The HeLa cells were discovered in 1951 from Henrietta Lacks. Henrietta Lacks, a poor 30-year old mother, was diagnosed with Epidermiod carcinoma of the cervix stage 1. George Gey, a doctor who worked for Johns Hopkins Hospital in Baltimore, MD, and also someone who was attempting to produce immortal human cells, took a sample of the tumor and later announced to a large television audience that they were “like no other cells. ” As the cells gained more recognition, Dr. Gey named them “HeLa” cells in honor of Mrs.

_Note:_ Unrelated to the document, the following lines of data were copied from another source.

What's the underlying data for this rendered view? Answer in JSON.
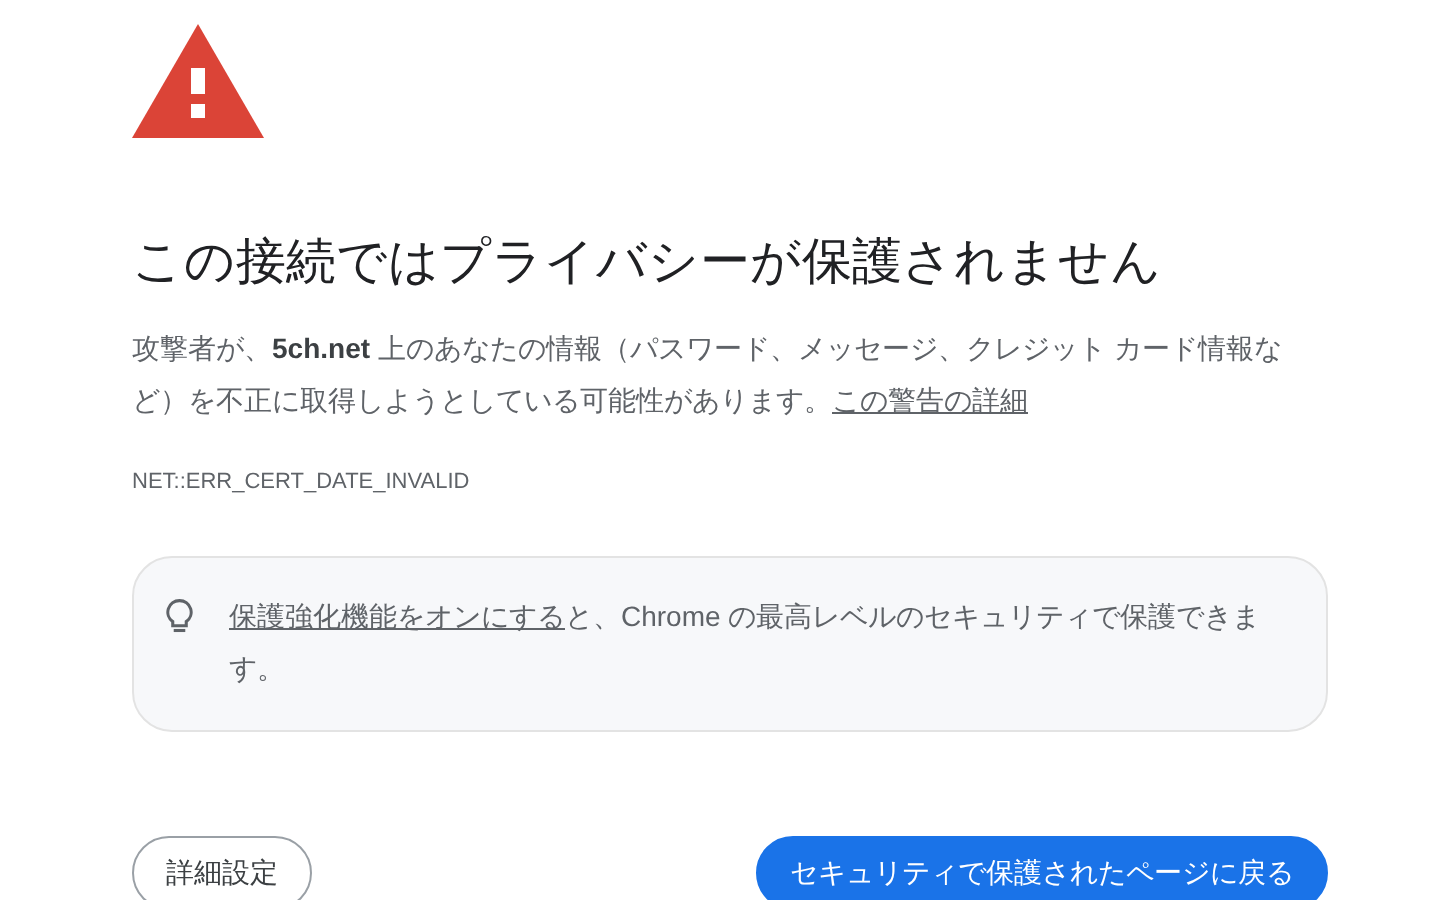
{
  "title": "この接続ではプライバシーが保護されません",
  "description": {
    "text": "攻撃者が、**5ch.net** 上のあなたの情報（パスワード、メッセージ、クレジット カード情報など）を不正に取得しようとしている可能性があります。",
    "link": "この警告の詳細"
  },
  "error_code": "NET::ERR_CERT_DATE_INVALID",
  "tip": {
    "link": "保護強化機能をオンにする",
    "text": "と、Chrome の最高レベルのセキュリティで保護できます。"
  },
  "buttons": [
    {
      "label": "詳細設定",
      "kind": "secondary"
    },
    {
      "label": "セキュリティで保護されたページに戻る",
      "kind": "primary"
    }
  ]
}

Lacks, who later died in October of 1951. HeLa cells became an important tool in medicine, but Henrietta remained unknown.

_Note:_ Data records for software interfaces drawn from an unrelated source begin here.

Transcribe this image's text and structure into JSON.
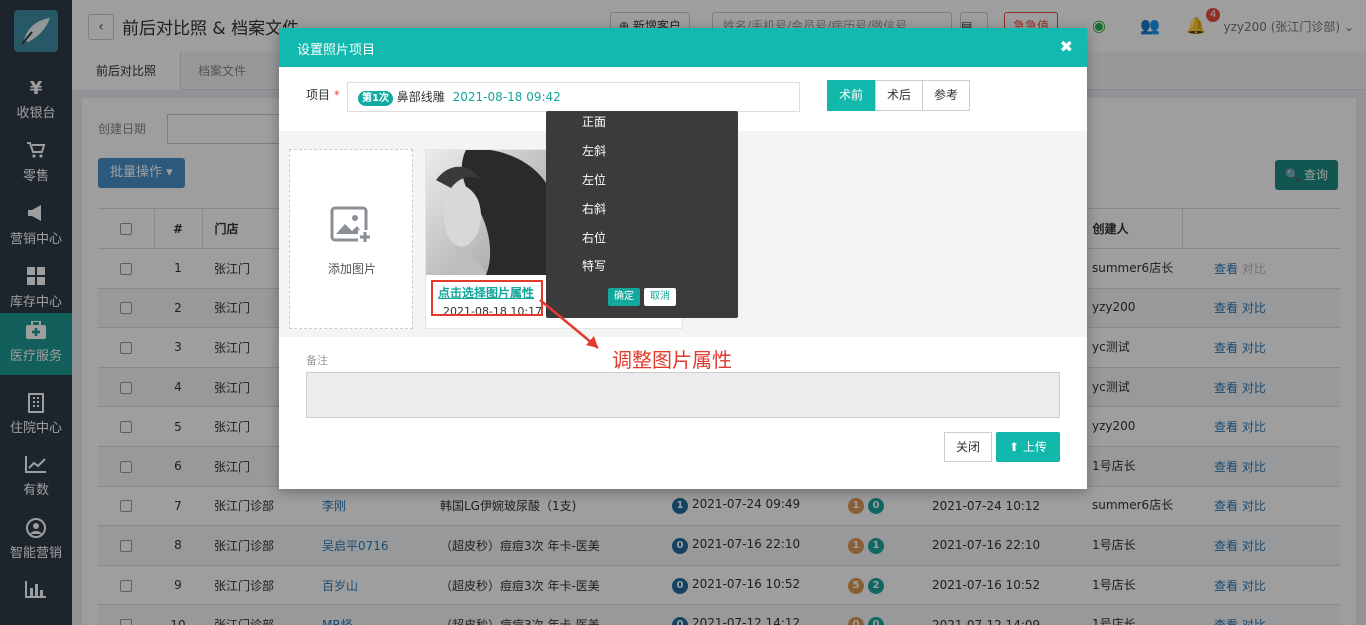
{
  "sidebar": {
    "items": [
      {
        "label": "收银台",
        "glyph": "¥"
      },
      {
        "label": "零售",
        "glyph": "🛒"
      },
      {
        "label": "营销中心",
        "glyph": "📢"
      },
      {
        "label": "库存中心",
        "glyph": "▦"
      },
      {
        "label": "医疗服务",
        "glyph": "✚"
      },
      {
        "label": "住院中心",
        "glyph": "🏢"
      },
      {
        "label": "有数",
        "glyph": "📈"
      },
      {
        "label": "智能营销",
        "glyph": "⚙"
      },
      {
        "label": "",
        "glyph": "📊"
      }
    ]
  },
  "topbar": {
    "title": "前后对比照 & 档案文件",
    "new_customer_label": "新增客户",
    "search_placeholder": "姓名/手机号/会员号/病历号/微信号",
    "emergency_label": "急急值",
    "notification_count": "4",
    "user": "yzy200 (张江门诊部)"
  },
  "tabs": [
    "前后对比照",
    "档案文件"
  ],
  "filter": {
    "created_date_label": "创建日期"
  },
  "toolbar": {
    "batch_label": "批量操作",
    "query_label": "查询"
  },
  "table": {
    "headers": [
      "",
      "#",
      "门店",
      "",
      "",
      "",
      "",
      "",
      "创建人",
      ""
    ],
    "rows": [
      {
        "no": "1",
        "store": "张江门",
        "creator": "summer6店长"
      },
      {
        "no": "2",
        "store": "张江门",
        "creator": "yzy200"
      },
      {
        "no": "3",
        "store": "张江门",
        "creator": "yc测试"
      },
      {
        "no": "4",
        "store": "张江门",
        "creator": "yc测试"
      },
      {
        "no": "5",
        "store": "张江门",
        "creator": "yzy200"
      },
      {
        "no": "6",
        "store": "张江门",
        "creator": "1号店长"
      },
      {
        "no": "7",
        "store": "张江门诊部",
        "customer": "李刚",
        "project": "韩国LG伊婉玻尿酸（1支)",
        "count": "1",
        "date1": "2021-07-24 09:49",
        "b1": "1",
        "b2": "0",
        "date2": "2021-07-24 10:12",
        "creator": "summer6店长"
      },
      {
        "no": "8",
        "store": "张江门诊部",
        "customer": "吴启平0716",
        "project": "（超皮秒）痘痘3次 年卡-医美",
        "count": "0",
        "date1": "2021-07-16 22:10",
        "b1": "1",
        "b2": "1",
        "date2": "2021-07-16 22:10",
        "creator": "1号店长"
      },
      {
        "no": "9",
        "store": "张江门诊部",
        "customer": "百岁山",
        "project": "（超皮秒）痘痘3次 年卡-医美",
        "count": "0",
        "date1": "2021-07-16 10:52",
        "b1": "5",
        "b2": "2",
        "date2": "2021-07-16 10:52",
        "creator": "1号店长"
      },
      {
        "no": "10",
        "store": "张江门诊部",
        "customer": "MR怪",
        "project": "（超皮秒）痘痘3次 年卡-医美",
        "count": "0",
        "date1": "2021-07-12 14:12",
        "b1": "0",
        "b2": "0",
        "date2": "2021-07-12 14:09",
        "creator": "1号店长"
      }
    ],
    "view_label": "查看",
    "compare_label": "对比"
  },
  "modal": {
    "title": "设置照片项目",
    "project_label": "项目",
    "required_mark": "*",
    "project_badge": "第1次",
    "project_name": "鼻部线雕",
    "project_date": "2021-08-18 09:42",
    "segments": [
      "术前",
      "术后",
      "参考"
    ],
    "active_segment": "术前",
    "add_image_label": "添加图片",
    "photo_link": "点击选择图片属性",
    "photo_date": "2021-08-18 10:17",
    "angle_options": [
      "正面",
      "左斜",
      "左位",
      "右斜",
      "右位",
      "特写"
    ],
    "confirm_label": "确定",
    "cancel_label": "取消",
    "remark_label": "备注",
    "close_label": "关闭",
    "upload_label": "上传"
  },
  "annotation": {
    "text": "调整图片属性",
    "color": "#e23b2e"
  },
  "colors": {
    "teal": "#13b8ad",
    "sidebar": "#2e3a48",
    "link": "#2a7ab8"
  }
}
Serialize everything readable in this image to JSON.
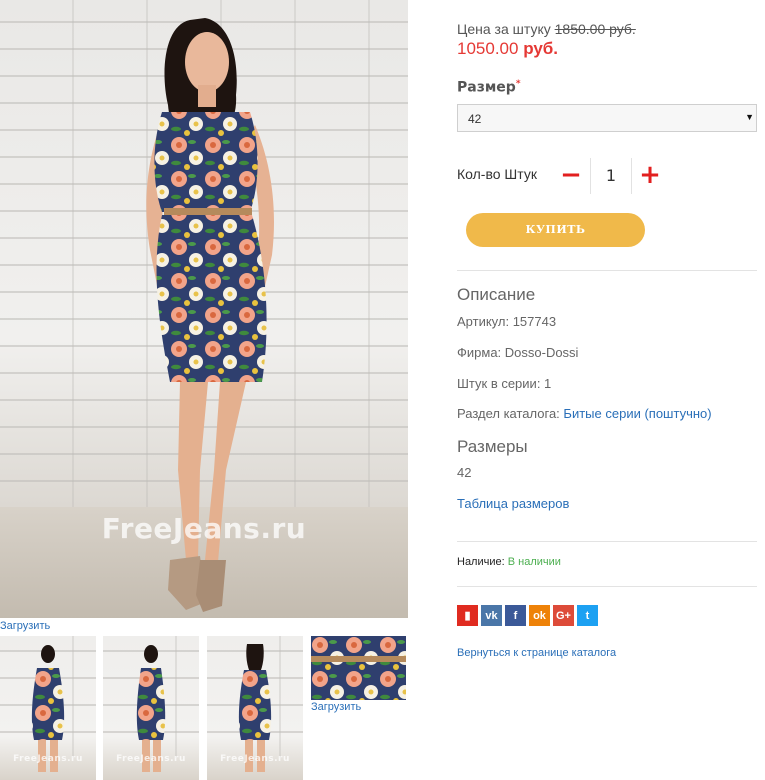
{
  "gallery": {
    "watermark": "FreeJeans.ru",
    "load_label_main": "Загрузить",
    "load_label_thumb": "Загрузить"
  },
  "price": {
    "label": "Цена за штуку",
    "old": "1850.00 руб.",
    "new_amount": "1050.00",
    "new_currency": "руб."
  },
  "size": {
    "label": "Размер",
    "required_mark": "*",
    "selected": "42"
  },
  "quantity": {
    "label": "Кол-во Штук",
    "value": "1",
    "minus": "−",
    "plus": "+"
  },
  "buy_button": "КУПИТЬ",
  "description": {
    "title": "Описание",
    "article": "Артикул: 157743",
    "brand": "Фирма: Dosso-Dossi",
    "pieces": "Штук в серии: 1",
    "catalog_label": "Раздел каталога:",
    "catalog_link": "Битые серии (поштучно)"
  },
  "sizes": {
    "title": "Размеры",
    "value": "42",
    "table_link": "Таблица размеров"
  },
  "availability": {
    "label": "Наличие:",
    "value": "В наличии"
  },
  "share": [
    {
      "name": "bookmark-icon",
      "glyph": "▮",
      "color": "#e02b20"
    },
    {
      "name": "vk-icon",
      "glyph": "vk",
      "color": "#4a76a8"
    },
    {
      "name": "facebook-icon",
      "glyph": "f",
      "color": "#3b5998"
    },
    {
      "name": "odnoklassniki-icon",
      "glyph": "ok",
      "color": "#ee8208"
    },
    {
      "name": "google-plus-icon",
      "glyph": "G+",
      "color": "#dd4b39"
    },
    {
      "name": "twitter-icon",
      "glyph": "t",
      "color": "#1da1f2"
    }
  ],
  "back_link": "Вернуться к странице каталога"
}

Twenty years after Mrs. Lacks’ death the family learned of the immortal cells when….